- _EXERCISE OBJECTIVE_
What you give back must match the records below exactly.

- _DATA SHOWN_

......

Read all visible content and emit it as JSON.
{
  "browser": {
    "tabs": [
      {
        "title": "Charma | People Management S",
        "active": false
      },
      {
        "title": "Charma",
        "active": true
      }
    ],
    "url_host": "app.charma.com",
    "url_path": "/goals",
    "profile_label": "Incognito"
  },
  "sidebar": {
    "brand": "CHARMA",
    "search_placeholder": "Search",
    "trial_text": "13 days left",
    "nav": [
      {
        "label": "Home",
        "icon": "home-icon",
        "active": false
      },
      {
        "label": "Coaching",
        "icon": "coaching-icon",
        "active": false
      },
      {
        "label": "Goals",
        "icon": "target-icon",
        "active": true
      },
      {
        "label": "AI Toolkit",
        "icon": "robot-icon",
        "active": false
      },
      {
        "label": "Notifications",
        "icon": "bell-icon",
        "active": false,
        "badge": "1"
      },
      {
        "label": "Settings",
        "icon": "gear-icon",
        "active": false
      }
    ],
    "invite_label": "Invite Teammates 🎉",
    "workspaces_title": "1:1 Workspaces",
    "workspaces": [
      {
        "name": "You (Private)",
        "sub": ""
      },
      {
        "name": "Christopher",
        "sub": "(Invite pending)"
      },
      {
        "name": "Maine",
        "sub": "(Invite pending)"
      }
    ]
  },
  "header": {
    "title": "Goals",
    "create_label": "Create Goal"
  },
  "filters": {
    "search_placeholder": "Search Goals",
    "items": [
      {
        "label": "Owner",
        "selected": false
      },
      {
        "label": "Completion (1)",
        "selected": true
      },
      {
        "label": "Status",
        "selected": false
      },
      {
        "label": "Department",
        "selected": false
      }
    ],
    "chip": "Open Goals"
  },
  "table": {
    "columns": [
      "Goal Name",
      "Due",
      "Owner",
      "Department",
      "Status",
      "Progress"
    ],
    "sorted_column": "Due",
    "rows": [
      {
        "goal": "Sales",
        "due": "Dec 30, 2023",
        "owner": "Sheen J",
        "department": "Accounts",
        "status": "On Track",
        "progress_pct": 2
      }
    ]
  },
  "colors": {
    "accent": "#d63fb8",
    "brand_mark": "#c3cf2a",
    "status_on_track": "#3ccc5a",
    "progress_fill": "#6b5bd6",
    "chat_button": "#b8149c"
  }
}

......

- _SOLUTION TO THIS PROBLEM_
Read all visible content and emit it as JSON.
{
  "browser": {
    "tabs": [
      {
        "title": "Charma | People Management S",
        "active": false
      },
      {
        "title": "Charma",
        "active": true
      }
    ],
    "url_host": "app.charma.com",
    "url_path": "/goals",
    "profile_label": "Incognito"
  },
  "sidebar": {
    "brand": "CHARMA",
    "search_placeholder": "Search",
    "trial_text": "13 days left",
    "nav": [
      {
        "label": "Home",
        "icon": "home-icon",
        "active": false
      },
      {
        "label": "Coaching",
        "icon": "coaching-icon",
        "active": false
      },
      {
        "label": "Goals",
        "icon": "target-icon",
        "active": true
      },
      {
        "label": "AI Toolkit",
        "icon": "robot-icon",
        "active": false
      },
      {
        "label": "Notifications",
        "icon": "bell-icon",
        "active": false,
        "badge": "1"
      },
      {
        "label": "Settings",
        "icon": "gear-icon",
        "active": false
      }
    ],
    "invite_label": "Invite Teammates 🎉",
    "workspaces_title": "1:1 Workspaces",
    "workspaces": [
      {
        "name": "You (Private)",
        "sub": ""
      },
      {
        "name": "Christopher",
        "sub": "(Invite pending)"
      },
      {
        "name": "Maine",
        "sub": "(Invite pending)"
      }
    ]
  },
  "header": {
    "title": "Goals",
    "create_label": "Create Goal"
  },
  "filters": {
    "search_placeholder": "Search Goals",
    "items": [
      {
        "label": "Owner",
        "selected": false
      },
      {
        "label": "Completion (1)",
        "selected": true
      },
      {
        "label": "Status",
        "selected": false
      },
      {
        "label": "Department",
        "selected": false
      }
    ],
    "chip": "Open Goals"
  },
  "table": {
    "columns": [
      "Goal Name",
      "Due",
      "Owner",
      "Department",
      "Status",
      "Progress"
    ],
    "sorted_column": "Due",
    "rows": [
      {
        "goal": "Sales",
        "due": "Dec 30, 2023",
        "owner": "Sheen J",
        "department": "Accounts",
        "status": "On Track",
        "progress_pct": 2
      }
    ]
  },
  "colors": {
    "accent": "#d63fb8",
    "brand_mark": "#c3cf2a",
    "status_on_track": "#3ccc5a",
    "progress_fill": "#6b5bd6",
    "chat_button": "#b8149c"
  }
}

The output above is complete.